SHE has rock star friends and interest from Hollywood – but novelist Helen Seymour has insisted she'll still continue her job as a waitress.
With the launch of her self-published book 'Beautiful Noise', the 44-year-old told the Irish Independent that she has not quit her job at the Oar House in Howth, north Dublin.
"I actually got the night off for my launch tonight, I'm down for a shift on Friday. I still need the money," said Helen, who gave up her high-flying career in advertising to concentrate on writing.
Success is sure to come with Hollywood eyeing the rights to her debut novel, and she already has celebrity pals.
U2 frontman Bono turned out to officially launch Seymour's novel at 37 Dawson Street in Dublin last night. Her story is set during the age of pirate radio in Ireland in the 1980s and follows the friendship of three people who come together after a bus accident.
The author previously worked with the singer and his wife Ali Hewson on the Shut Sellafield Campaign and they became friends.
The rock star was one of the first to read Seymour's unfinished manuscript, and in a touching speech praising the author's literary talent, said that her writing is utterly "believable".
"The novel is not really about pirate radio as much as it's about the ability to communicate. She's very funny, her characters are recognisable. You believe them and you miss them when you've finished," he said.
Seymour moved in with her mother and took up the minimum-wage part-time job to help her survive financially during the six years it took to write 'Beautiful Noise'.
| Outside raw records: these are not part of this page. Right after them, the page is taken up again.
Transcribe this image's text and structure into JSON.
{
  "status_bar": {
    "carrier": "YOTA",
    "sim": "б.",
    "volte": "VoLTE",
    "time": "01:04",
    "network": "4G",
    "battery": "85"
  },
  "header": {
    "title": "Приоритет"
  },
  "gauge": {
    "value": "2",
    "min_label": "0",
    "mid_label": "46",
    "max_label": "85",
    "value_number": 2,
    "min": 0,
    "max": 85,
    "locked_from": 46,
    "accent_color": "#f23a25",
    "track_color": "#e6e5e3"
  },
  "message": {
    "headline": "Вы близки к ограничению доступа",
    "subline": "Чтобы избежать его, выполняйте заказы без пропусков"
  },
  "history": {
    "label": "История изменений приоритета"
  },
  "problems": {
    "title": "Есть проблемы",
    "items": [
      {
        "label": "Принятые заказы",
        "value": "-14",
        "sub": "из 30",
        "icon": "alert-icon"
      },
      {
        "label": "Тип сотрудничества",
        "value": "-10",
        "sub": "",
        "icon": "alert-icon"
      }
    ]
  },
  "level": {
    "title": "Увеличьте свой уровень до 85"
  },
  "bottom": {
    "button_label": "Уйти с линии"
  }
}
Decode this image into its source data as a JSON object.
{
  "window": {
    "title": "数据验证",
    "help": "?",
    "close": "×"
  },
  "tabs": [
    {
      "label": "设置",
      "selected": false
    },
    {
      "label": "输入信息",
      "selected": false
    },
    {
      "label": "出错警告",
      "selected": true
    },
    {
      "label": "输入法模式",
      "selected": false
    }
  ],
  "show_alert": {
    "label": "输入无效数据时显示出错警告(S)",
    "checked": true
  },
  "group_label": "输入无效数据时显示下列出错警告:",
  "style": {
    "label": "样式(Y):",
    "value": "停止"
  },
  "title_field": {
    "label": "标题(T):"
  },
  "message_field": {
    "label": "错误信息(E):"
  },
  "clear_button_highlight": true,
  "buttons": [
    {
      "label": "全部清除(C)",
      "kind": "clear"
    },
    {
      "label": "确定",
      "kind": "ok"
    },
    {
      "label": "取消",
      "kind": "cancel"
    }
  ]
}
Seymour could soon see her creation on the silver screen, as John Moore, the Dundalk-born director of the latest 'Die Hard' movie, has optioned the book.